Alcohol disrupt REM sleep.

DIET
Weight gain- reduced total sleep,
broken sleep, earlier awakening.
Weight loss- increase in sleep time,
less broken sleep.
Cheese and milk- induced sleep
SMOKING
Smokers- light sleepers
Stopped smoking improves sleep.
MOTIVATION
Can increase alertness in some
situations
MEDICATIONS
Beta blockers cause insomnia and
nightmares.
Drugs disrupts sleep or cause
excessive sleep.
COMMON SLEEP DISORDERS
INSOMNIA
Inability to obtain a sufficient
quality or quantity of sleep.
Inability to fall asleep or remain
asleep.
Acute insomnia- last one to several
nights.
Chronic insomnia- longer than a
month.
Older age and female gender.
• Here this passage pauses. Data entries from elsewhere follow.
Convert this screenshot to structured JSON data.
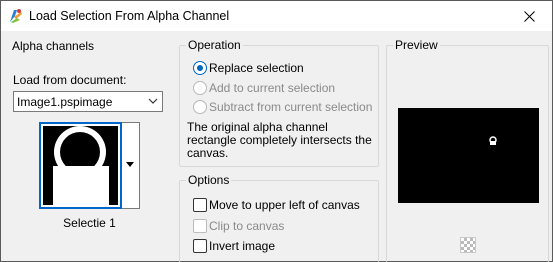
{
  "window": {
    "title": "Load Selection From Alpha Channel"
  },
  "alpha_channels": {
    "group_label": "Alpha channels",
    "load_from_label": "Load from document:",
    "document": "Image1.pspimage",
    "selected_channel": "Selectie 1"
  },
  "operation": {
    "group_label": "Operation",
    "options": [
      {
        "label": "Replace selection",
        "checked": true,
        "enabled": true
      },
      {
        "label": "Add to current selection",
        "checked": false,
        "enabled": false
      },
      {
        "label": "Subtract from current selection",
        "checked": false,
        "enabled": false
      }
    ],
    "note": "The original alpha channel rectangle completely intersects the canvas."
  },
  "options": {
    "group_label": "Options",
    "items": [
      {
        "label": "Move to upper left of canvas",
        "checked": false,
        "enabled": true
      },
      {
        "label": "Clip to canvas",
        "checked": false,
        "enabled": false
      },
      {
        "label": "Invert image",
        "checked": false,
        "enabled": true
      }
    ]
  },
  "preview": {
    "group_label": "Preview"
  },
  "icons": {
    "app": "psp-app-icon",
    "close": "close-icon",
    "dropdown": "chevron-down-icon",
    "thumb_dropdown": "triangle-down-icon",
    "transparency": "checkerboard-icon"
  },
  "colors": {
    "accent": "#0067c0",
    "selection_border": "#0066cc",
    "preview_bg": "#000000"
  }
}
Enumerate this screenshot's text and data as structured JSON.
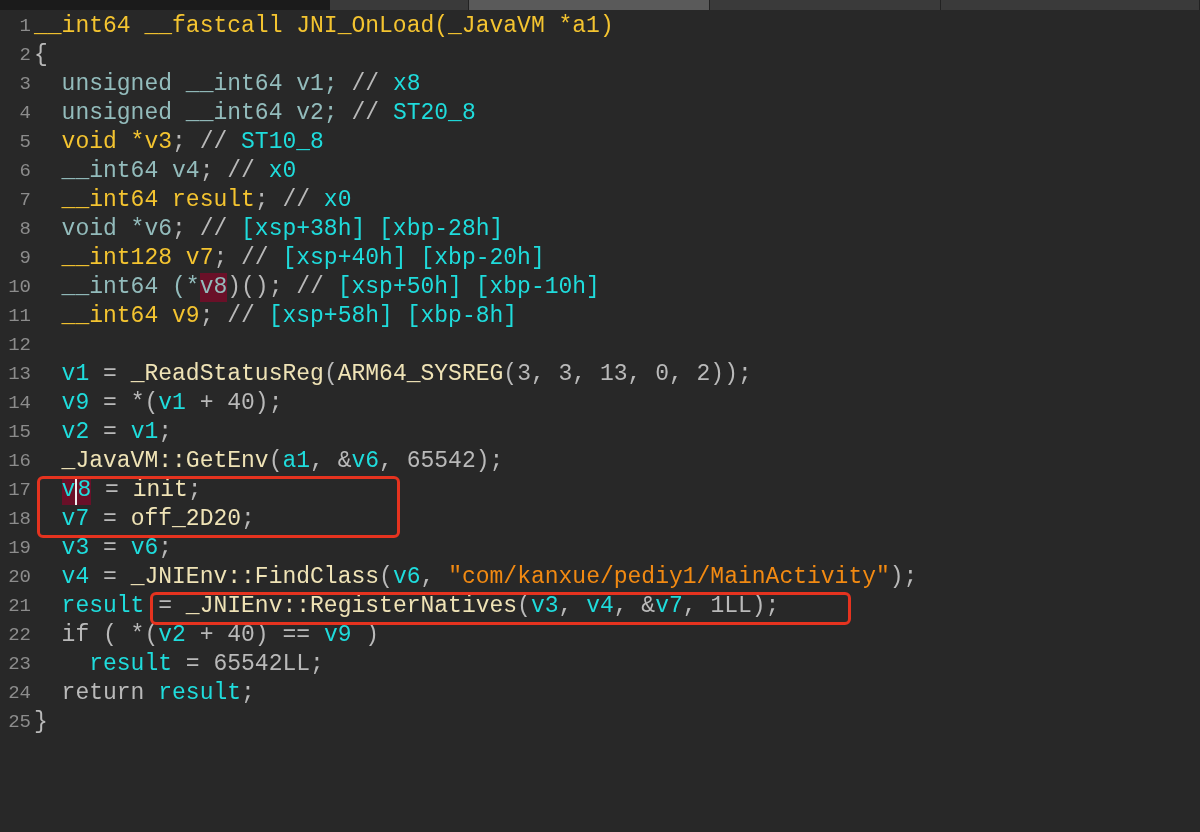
{
  "tabs": [
    {
      "selected": false
    },
    {
      "selected": true
    },
    {
      "selected": false
    },
    {
      "selected": false
    }
  ],
  "lines": [
    {
      "number": "1",
      "tokens": [
        {
          "t": "__int64 __fastcall JNI_OnLoad(_JavaVM *a1)",
          "kind": "decl"
        }
      ]
    },
    {
      "number": "2",
      "tokens": [
        {
          "t": "{",
          "kind": "op"
        }
      ]
    },
    {
      "number": "3",
      "tokens": [
        {
          "t": "  unsigned __int64 v1; ",
          "kind": "type"
        },
        {
          "t": "// ",
          "kind": "op"
        },
        {
          "t": "x8",
          "kind": "var"
        }
      ]
    },
    {
      "number": "4",
      "tokens": [
        {
          "t": "  unsigned __int64 v2; ",
          "kind": "type"
        },
        {
          "t": "// ",
          "kind": "op"
        },
        {
          "t": "ST20_8",
          "kind": "var"
        }
      ]
    },
    {
      "number": "5",
      "tokens": [
        {
          "t": "  void *v3",
          "kind": "decl"
        },
        {
          "t": "; // ",
          "kind": "op"
        },
        {
          "t": "ST10_8",
          "kind": "var"
        }
      ]
    },
    {
      "number": "6",
      "tokens": [
        {
          "t": "  __int64 v4",
          "kind": "type"
        },
        {
          "t": "; // ",
          "kind": "op"
        },
        {
          "t": "x0",
          "kind": "var"
        }
      ]
    },
    {
      "number": "7",
      "tokens": [
        {
          "t": "  __int64 result",
          "kind": "decl"
        },
        {
          "t": "; // ",
          "kind": "op"
        },
        {
          "t": "x0",
          "kind": "var"
        }
      ]
    },
    {
      "number": "8",
      "tokens": [
        {
          "t": "  void *v6",
          "kind": "type"
        },
        {
          "t": "; // ",
          "kind": "op"
        },
        {
          "t": "[xsp+38h] [xbp-28h]",
          "kind": "var"
        }
      ]
    },
    {
      "number": "9",
      "tokens": [
        {
          "t": "  __int128 v7",
          "kind": "decl"
        },
        {
          "t": "; // ",
          "kind": "op"
        },
        {
          "t": "[xsp+40h] [xbp-20h]",
          "kind": "var"
        }
      ]
    },
    {
      "number": "10",
      "tokens": [
        {
          "t": "  __int64 (*",
          "kind": "type"
        },
        {
          "t": "v8",
          "kind": "type",
          "highlighted": true
        },
        {
          "t": ")(); // ",
          "kind": "op"
        },
        {
          "t": "[xsp+50h] [xbp-10h]",
          "kind": "var"
        }
      ]
    },
    {
      "number": "11",
      "tokens": [
        {
          "t": "  __int64 v9",
          "kind": "decl"
        },
        {
          "t": "; // ",
          "kind": "op"
        },
        {
          "t": "[xsp+58h] [xbp-8h]",
          "kind": "var"
        }
      ]
    },
    {
      "number": "12"
    },
    {
      "number": "13",
      "tokens": [
        {
          "t": "  v1",
          "kind": "var"
        },
        {
          "t": " = ",
          "kind": "op"
        },
        {
          "t": "_ReadStatusReg",
          "kind": "func"
        },
        {
          "t": "(",
          "kind": "op"
        },
        {
          "t": "ARM64_SYSREG",
          "kind": "func"
        },
        {
          "t": "(3, 3, 13, 0, 2));",
          "kind": "op"
        }
      ]
    },
    {
      "number": "14",
      "tokens": [
        {
          "t": "  v9",
          "kind": "var"
        },
        {
          "t": " = *(",
          "kind": "op"
        },
        {
          "t": "v1",
          "kind": "var"
        },
        {
          "t": " + 40);",
          "kind": "op"
        }
      ]
    },
    {
      "number": "15",
      "tokens": [
        {
          "t": "  v2",
          "kind": "var"
        },
        {
          "t": " = ",
          "kind": "op"
        },
        {
          "t": "v1",
          "kind": "var"
        },
        {
          "t": ";",
          "kind": "op"
        }
      ]
    },
    {
      "number": "16",
      "tokens": [
        {
          "t": "  _JavaVM::GetEnv",
          "kind": "func"
        },
        {
          "t": "(",
          "kind": "op"
        },
        {
          "t": "a1",
          "kind": "var"
        },
        {
          "t": ", &",
          "kind": "op"
        },
        {
          "t": "v6",
          "kind": "var"
        },
        {
          "t": ", 65542);",
          "kind": "op"
        }
      ]
    },
    {
      "number": "17",
      "tokens": [
        {
          "kind": "box",
          "tokens": [
            {
              "t": "v",
              "kind": "var",
              "highlighted": true
            },
            {
              "t": "8",
              "kind": "var",
              "highlighted": true,
              "caret": true
            },
            {
              "t": " = ",
              "kind": "op"
            },
            {
              "t": "init",
              "kind": "func"
            },
            {
              "t": ";",
              "kind": "op"
            }
          ]
        }
      ]
    },
    {
      "number": "18",
      "tokens": [
        {
          "kind": "box",
          "tokens": [
            {
              "t": "v7",
              "kind": "var"
            },
            {
              "t": " = ",
              "kind": "op"
            },
            {
              "t": "off_2D20",
              "kind": "func"
            },
            {
              "t": ";",
              "kind": "op"
            }
          ]
        }
      ]
    },
    {
      "number": "19",
      "tokens": [
        {
          "t": "  v3",
          "kind": "var"
        },
        {
          "t": " = ",
          "kind": "op"
        },
        {
          "t": "v6",
          "kind": "var"
        },
        {
          "t": ";",
          "kind": "op"
        }
      ]
    },
    {
      "number": "20",
      "tokens": [
        {
          "t": "  v4",
          "kind": "var"
        },
        {
          "t": " = ",
          "kind": "op"
        },
        {
          "t": "_JNIEnv::FindClass",
          "kind": "func"
        },
        {
          "t": "(",
          "kind": "op"
        },
        {
          "t": "v6",
          "kind": "var"
        },
        {
          "t": ", ",
          "kind": "op"
        },
        {
          "t": "\"com/kanxue/pediy1/MainActivity\"",
          "kind": "str"
        },
        {
          "t": ");",
          "kind": "op"
        }
      ]
    },
    {
      "number": "21",
      "tokens": [
        {
          "t": "  result ",
          "kind": "var"
        },
        {
          "kind": "box",
          "tokens": [
            {
              "t": "= ",
              "kind": "op"
            },
            {
              "t": "_JNIEnv::RegisterNatives",
              "kind": "func"
            },
            {
              "t": "(",
              "kind": "op"
            },
            {
              "t": "v3",
              "kind": "var"
            },
            {
              "t": ", ",
              "kind": "op"
            },
            {
              "t": "v4",
              "kind": "var"
            },
            {
              "t": ", &",
              "kind": "op"
            },
            {
              "t": "v7",
              "kind": "var"
            },
            {
              "t": ", 1LL);",
              "kind": "op"
            }
          ]
        }
      ]
    },
    {
      "number": "22",
      "tokens": [
        {
          "t": "  if ( *(",
          "kind": "op"
        },
        {
          "t": "v2",
          "kind": "var"
        },
        {
          "t": " + 40) == ",
          "kind": "op"
        },
        {
          "t": "v9",
          "kind": "var"
        },
        {
          "t": " )",
          "kind": "op"
        }
      ]
    },
    {
      "number": "23",
      "tokens": [
        {
          "t": "    result",
          "kind": "var"
        },
        {
          "t": " = 65542LL;",
          "kind": "op"
        }
      ]
    },
    {
      "number": "24",
      "tokens": [
        {
          "t": "  return ",
          "kind": "op"
        },
        {
          "t": "result",
          "kind": "var"
        },
        {
          "t": ";",
          "kind": "op"
        }
      ]
    },
    {
      "number": "25",
      "tokens": [
        {
          "t": "}",
          "kind": "op"
        }
      ]
    }
  ]
}
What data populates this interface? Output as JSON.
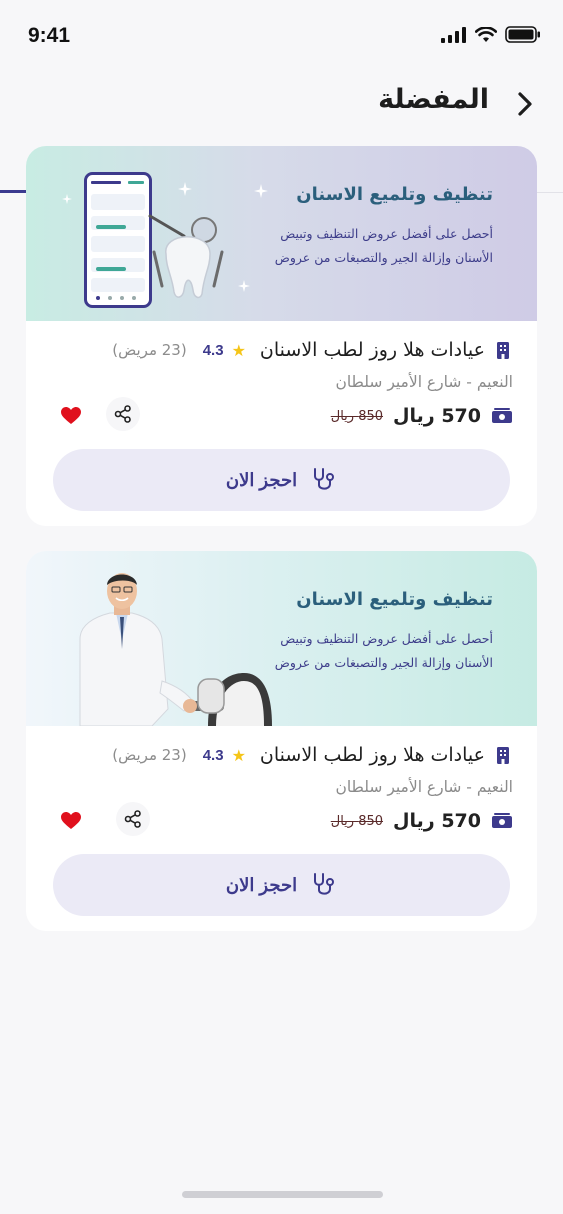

EXCESSIVE DAYTIME SLEEPINESS


HYPERSOMNIA
Sufficient sleep at night but still
cannot stay awake during the day.

Caused by medical condition


NARCOLEPSY
Excessive daytime sleepiness
caused by the lack of the chemical
hypocretin
Sleep paralysis
Hallucinations
SLEEP APNEA
Frequent short breathing pauses
during sleep.
May lead to Cardiac arrest & Heart
failure
Loud snoring
Men, postmenopausal women,
childhood.
Three common types of apnea:
1. Obstructive Apnea- Block the
flow of air.
2. Central Apnea- Defect in the
respiratory center of the brain.
3. Mixed Apnea
INSUFFICIENT SLEEP
Fatigue
Difficulty in work or duty
PARASOMNIAS
Behaviour that may interfere with
sleep and may even occur during
sleep.
Arousal disorders
Sleep-wake transition disorders
Nightmares
E.g.,.,.,
SLEEP HYGIENE
Interventions used to promote sleep.
END